Seg funds have their positive side. They have a maturity guarantee, (usually after 10 years of owning it) which guarantees you either 75% or 100% of your original seg fund investment amount even if the markets have declined and your amount has reduced.  The death benefit guarantee will protect the value of your investment even if the value is decreased at your death. And probate fees can be avoided at death because assets can be passed directly to your beneficiaries. Seg funds will offer creditor protection if you declare bankruptcy. And yes—they work within RIFs or no-registered accounts.

MORE: The pros and cons of segregated funds

The bad news is the seg funds’ high MER of 3.8%. That’s very high when you consider that the average actively managed mutual fund MER in Canada is 2.35%—and many index fund investments can be had that have MERs of less than 0.5%.

I suggest you look for a lower MER fee product and make sure your risk tolerance and timeline are taken into account. This is necessary to get better value for your investment savings. It’s also important to include your legacy wishes and tax planning strategies for now and at death, and whether you truly have a need for life insurance.

The bottom line?

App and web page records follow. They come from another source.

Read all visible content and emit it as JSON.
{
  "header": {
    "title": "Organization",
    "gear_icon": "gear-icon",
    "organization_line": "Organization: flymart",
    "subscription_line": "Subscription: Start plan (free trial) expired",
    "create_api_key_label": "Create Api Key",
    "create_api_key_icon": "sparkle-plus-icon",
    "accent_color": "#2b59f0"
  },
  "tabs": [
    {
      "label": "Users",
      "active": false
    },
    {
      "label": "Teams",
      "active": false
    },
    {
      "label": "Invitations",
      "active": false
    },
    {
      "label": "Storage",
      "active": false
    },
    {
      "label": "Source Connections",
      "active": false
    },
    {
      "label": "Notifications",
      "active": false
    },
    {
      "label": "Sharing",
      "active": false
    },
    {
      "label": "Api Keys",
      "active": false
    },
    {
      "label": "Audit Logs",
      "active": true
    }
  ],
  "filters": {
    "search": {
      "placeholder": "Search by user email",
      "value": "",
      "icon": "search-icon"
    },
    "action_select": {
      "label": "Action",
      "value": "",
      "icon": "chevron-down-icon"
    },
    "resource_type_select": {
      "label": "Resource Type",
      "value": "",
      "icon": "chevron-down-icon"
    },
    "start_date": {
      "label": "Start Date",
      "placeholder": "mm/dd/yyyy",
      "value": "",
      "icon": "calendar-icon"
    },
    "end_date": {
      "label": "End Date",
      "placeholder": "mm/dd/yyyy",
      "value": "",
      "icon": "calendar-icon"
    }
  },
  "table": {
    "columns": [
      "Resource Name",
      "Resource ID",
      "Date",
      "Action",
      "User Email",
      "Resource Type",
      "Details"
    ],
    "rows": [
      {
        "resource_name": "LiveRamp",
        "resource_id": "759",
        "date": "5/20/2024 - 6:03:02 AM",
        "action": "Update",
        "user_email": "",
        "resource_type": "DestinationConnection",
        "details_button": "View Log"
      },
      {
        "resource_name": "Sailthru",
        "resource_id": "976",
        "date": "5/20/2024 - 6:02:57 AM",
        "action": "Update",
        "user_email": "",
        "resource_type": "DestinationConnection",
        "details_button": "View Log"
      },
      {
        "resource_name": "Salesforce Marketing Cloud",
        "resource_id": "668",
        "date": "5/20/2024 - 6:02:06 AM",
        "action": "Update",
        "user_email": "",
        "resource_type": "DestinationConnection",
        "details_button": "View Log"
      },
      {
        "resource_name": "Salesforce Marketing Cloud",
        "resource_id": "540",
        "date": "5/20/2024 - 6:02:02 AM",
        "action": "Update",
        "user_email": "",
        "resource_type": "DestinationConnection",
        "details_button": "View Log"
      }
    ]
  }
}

I don’t feel segregated funds would be the best option for you. Instead, consider speaking to a financial planner for a larger picture of your current and future financial situation so you can make a balanced and informed decision on both your registered and unregistered investments so they last a lifetime.